PROBLEM TO SOLVE - Every entry, from the first line to the last, should be output exactly.

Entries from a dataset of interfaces
┄┄┄┄┄┄
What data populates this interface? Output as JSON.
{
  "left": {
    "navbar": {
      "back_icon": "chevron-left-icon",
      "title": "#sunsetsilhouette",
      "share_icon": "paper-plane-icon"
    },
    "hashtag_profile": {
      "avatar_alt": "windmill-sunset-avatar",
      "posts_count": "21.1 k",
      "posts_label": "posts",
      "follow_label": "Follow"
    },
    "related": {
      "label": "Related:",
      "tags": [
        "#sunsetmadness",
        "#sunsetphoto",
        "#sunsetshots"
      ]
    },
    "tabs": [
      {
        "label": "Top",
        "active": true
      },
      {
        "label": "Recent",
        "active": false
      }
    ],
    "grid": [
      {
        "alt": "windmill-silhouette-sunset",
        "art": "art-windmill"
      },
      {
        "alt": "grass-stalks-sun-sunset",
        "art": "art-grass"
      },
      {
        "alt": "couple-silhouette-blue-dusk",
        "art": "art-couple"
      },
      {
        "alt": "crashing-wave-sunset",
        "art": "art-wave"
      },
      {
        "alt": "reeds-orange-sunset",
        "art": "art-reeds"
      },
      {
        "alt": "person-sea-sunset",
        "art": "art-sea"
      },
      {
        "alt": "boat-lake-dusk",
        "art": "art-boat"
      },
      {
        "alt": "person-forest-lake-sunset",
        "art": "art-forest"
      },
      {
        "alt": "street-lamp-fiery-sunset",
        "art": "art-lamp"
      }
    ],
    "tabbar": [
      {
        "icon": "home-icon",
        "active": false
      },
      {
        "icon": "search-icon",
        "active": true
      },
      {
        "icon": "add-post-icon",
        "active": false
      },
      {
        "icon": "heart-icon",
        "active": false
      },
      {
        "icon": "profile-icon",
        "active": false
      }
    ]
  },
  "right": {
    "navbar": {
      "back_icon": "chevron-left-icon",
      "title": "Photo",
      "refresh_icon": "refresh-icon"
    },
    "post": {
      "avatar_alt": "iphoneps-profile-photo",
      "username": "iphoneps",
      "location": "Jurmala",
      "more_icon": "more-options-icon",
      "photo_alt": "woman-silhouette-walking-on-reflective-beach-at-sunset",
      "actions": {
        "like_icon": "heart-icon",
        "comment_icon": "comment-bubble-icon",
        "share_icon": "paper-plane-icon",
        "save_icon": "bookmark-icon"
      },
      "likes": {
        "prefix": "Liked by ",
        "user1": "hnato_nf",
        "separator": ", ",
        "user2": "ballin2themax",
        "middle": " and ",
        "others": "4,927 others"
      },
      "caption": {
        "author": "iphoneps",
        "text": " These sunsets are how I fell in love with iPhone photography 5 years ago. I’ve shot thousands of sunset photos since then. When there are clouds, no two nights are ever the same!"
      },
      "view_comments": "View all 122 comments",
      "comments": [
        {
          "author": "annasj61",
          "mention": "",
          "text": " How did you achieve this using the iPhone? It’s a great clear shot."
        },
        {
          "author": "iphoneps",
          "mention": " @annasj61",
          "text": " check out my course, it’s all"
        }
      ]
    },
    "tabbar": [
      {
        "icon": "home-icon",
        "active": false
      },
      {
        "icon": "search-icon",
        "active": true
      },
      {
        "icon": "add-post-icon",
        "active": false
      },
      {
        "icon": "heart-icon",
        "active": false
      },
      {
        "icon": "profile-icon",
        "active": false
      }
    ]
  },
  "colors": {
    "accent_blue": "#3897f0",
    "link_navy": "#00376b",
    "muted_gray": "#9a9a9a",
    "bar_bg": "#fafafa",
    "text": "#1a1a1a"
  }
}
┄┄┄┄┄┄
FINISHED TASK -
What data populates this interface? Output as JSON.
{
  "left": {
    "navbar": {
      "back_icon": "chevron-left-icon",
      "title": "#sunsetsilhouette",
      "share_icon": "paper-plane-icon"
    },
    "hashtag_profile": {
      "avatar_alt": "windmill-sunset-avatar",
      "posts_count": "21.1 k",
      "posts_label": "posts",
      "follow_label": "Follow"
    },
    "related": {
      "label": "Related:",
      "tags": [
        "#sunsetmadness",
        "#sunsetphoto",
        "#sunsetshots"
      ]
    },
    "tabs": [
      {
        "label": "Top",
        "active": true
      },
      {
        "label": "Recent",
        "active": false
      }
    ],
    "grid": [
      {
        "alt": "windmill-silhouette-sunset",
        "art": "art-windmill"
      },
      {
        "alt": "grass-stalks-sun-sunset",
        "art": "art-grass"
      },
      {
        "alt": "couple-silhouette-blue-dusk",
        "art": "art-couple"
      },
      {
        "alt": "crashing-wave-sunset",
        "art": "art-wave"
      },
      {
        "alt": "reeds-orange-sunset",
        "art": "art-reeds"
      },
      {
        "alt": "person-sea-sunset",
        "art": "art-sea"
      },
      {
        "alt": "boat-lake-dusk",
        "art": "art-boat"
      },
      {
        "alt": "person-forest-lake-sunset",
        "art": "art-forest"
      },
      {
        "alt": "street-lamp-fiery-sunset",
        "art": "art-lamp"
      }
    ],
    "tabbar": [
      {
        "icon": "home-icon",
        "active": false
      },
      {
        "icon": "search-icon",
        "active": true
      },
      {
        "icon": "add-post-icon",
        "active": false
      },
      {
        "icon": "heart-icon",
        "active": false
      },
      {
        "icon": "profile-icon",
        "active": false
      }
    ]
  },
  "right": {
    "navbar": {
      "back_icon": "chevron-left-icon",
      "title": "Photo",
      "refresh_icon": "refresh-icon"
    },
    "post": {
      "avatar_alt": "iphoneps-profile-photo",
      "username": "iphoneps",
      "location": "Jurmala",
      "more_icon": "more-options-icon",
      "photo_alt": "woman-silhouette-walking-on-reflective-beach-at-sunset",
      "actions": {
        "like_icon": "heart-icon",
        "comment_icon": "comment-bubble-icon",
        "share_icon": "paper-plane-icon",
        "save_icon": "bookmark-icon"
      },
      "likes": {
        "prefix": "Liked by ",
        "user1": "hnato_nf",
        "separator": ", ",
        "user2": "ballin2themax",
        "middle": " and ",
        "others": "4,927 others"
      },
      "caption": {
        "author": "iphoneps",
        "text": " These sunsets are how I fell in love with iPhone photography 5 years ago. I’ve shot thousands of sunset photos since then. When there are clouds, no two nights are ever the same!"
      },
      "view_comments": "View all 122 comments",
      "comments": [
        {
          "author": "annasj61",
          "mention": "",
          "text": " How did you achieve this using the iPhone? It’s a great clear shot."
        },
        {
          "author": "iphoneps",
          "mention": " @annasj61",
          "text": " check out my course, it’s all"
        }
      ]
    },
    "tabbar": [
      {
        "icon": "home-icon",
        "active": false
      },
      {
        "icon": "search-icon",
        "active": true
      },
      {
        "icon": "add-post-icon",
        "active": false
      },
      {
        "icon": "heart-icon",
        "active": false
      },
      {
        "icon": "profile-icon",
        "active": false
      }
    ]
  },
  "colors": {
    "accent_blue": "#3897f0",
    "link_navy": "#00376b",
    "muted_gray": "#9a9a9a",
    "bar_bg": "#fafafa",
    "text": "#1a1a1a"
  }
}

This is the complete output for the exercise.